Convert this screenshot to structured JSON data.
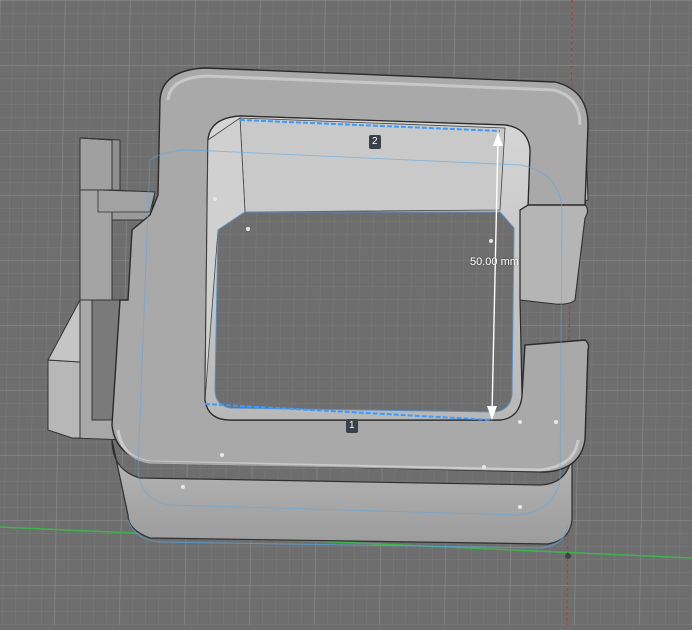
{
  "viewport": {
    "dimension_label": "50.00 mm",
    "edge_labels": [
      "2",
      "1"
    ]
  },
  "colors": {
    "background": "#6e6e6e",
    "grid_minor": "#7a7a7a",
    "grid_major": "#8a8a8a",
    "axis_x": "#3fb34f",
    "axis_y": "#c0392b",
    "model_top": "#a8a8a8",
    "model_side": "#c4c4c4",
    "selection": "#3b9bff"
  },
  "icons": {
    "selected_edge": "selected-edge-icon",
    "dimension_arrow": "dimension-arrow-icon"
  }
}
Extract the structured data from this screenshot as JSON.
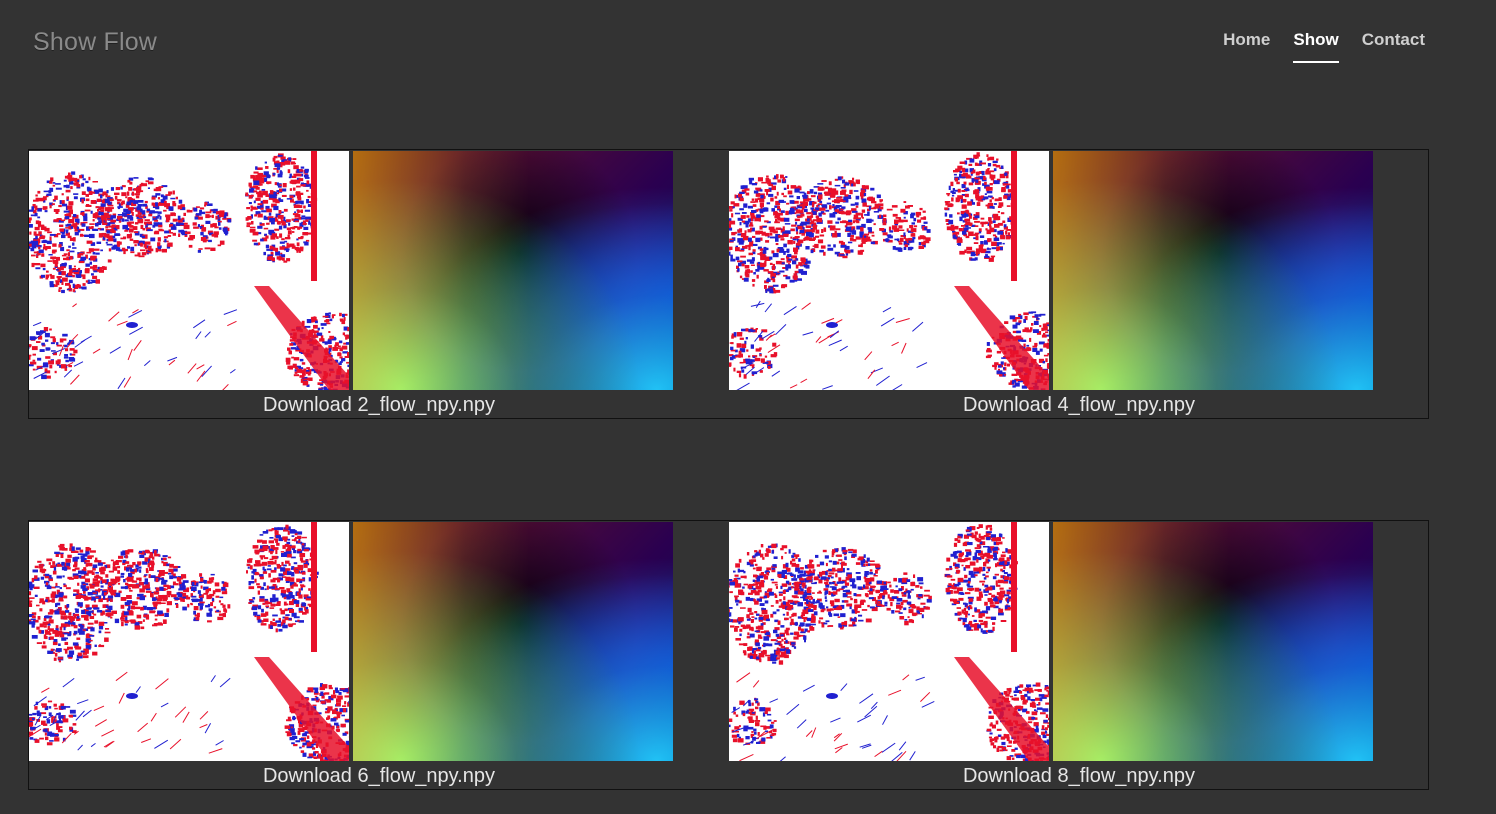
{
  "header": {
    "brand": "Show Flow",
    "nav": [
      {
        "label": "Home",
        "active": false
      },
      {
        "label": "Show",
        "active": true
      },
      {
        "label": "Contact",
        "active": false
      }
    ]
  },
  "items": [
    {
      "download_label": "Download 2_flow_npy.npy"
    },
    {
      "download_label": "Download 4_flow_npy.npy"
    },
    {
      "download_label": "Download 6_flow_npy.npy"
    },
    {
      "download_label": "Download 8_flow_npy.npy"
    }
  ],
  "colors": {
    "background": "#333333",
    "event_positive": "#e8102a",
    "event_negative": "#2020d0",
    "event_background": "#ffffff"
  }
}
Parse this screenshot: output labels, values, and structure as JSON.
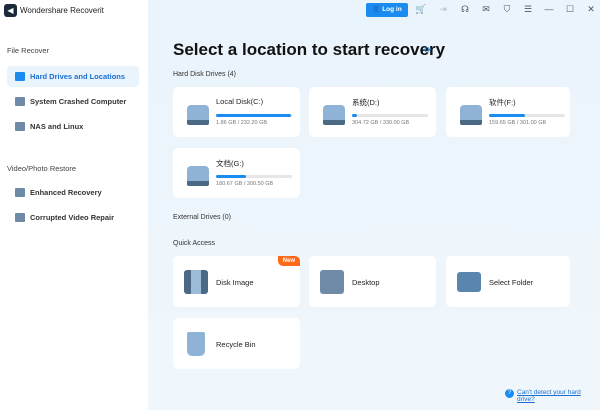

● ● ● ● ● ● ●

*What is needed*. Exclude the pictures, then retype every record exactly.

*Answer to this task*.
Convert this screenshot to structured JSON data.
{
  "viewport": {
    "dimension_label": "50.00 mm",
    "edge_labels": [
      "2",
      "1"
    ]
  },
  "colors": {
    "background": "#6e6e6e",
    "grid_minor": "#7a7a7a",
    "grid_major": "#8a8a8a",
    "axis_x": "#3fb34f",
    "axis_y": "#c0392b",
    "model_top": "#a8a8a8",
    "model_side": "#c4c4c4",
    "selection": "#3b9bff"
  },
  "icons": {
    "selected_edge": "selected-edge-icon",
    "dimension_arrow": "dimension-arrow-icon"
  }
}
Extract the structured data from this screenshot as JSON.
{
  "header": {
    "brand": "Show Flow",
    "nav": [
      {
        "label": "Home",
        "active": false
      },
      {
        "label": "Show",
        "active": true
      },
      {
        "label": "Contact",
        "active": false
      }
    ]
  },
  "items": [
    {
      "download_label": "Download 2_flow_npy.npy"
    },
    {
      "download_label": "Download 4_flow_npy.npy"
    },
    {
      "download_label": "Download 6_flow_npy.npy"
    },
    {
      "download_label": "Download 8_flow_npy.npy"
    }
  ],
  "colors": {
    "background": "#333333",
    "event_positive": "#e8102a",
    "event_negative": "#2020d0",
    "event_background": "#ffffff"
  }
}
Parse this screenshot: output labels, values, and structure as JSON.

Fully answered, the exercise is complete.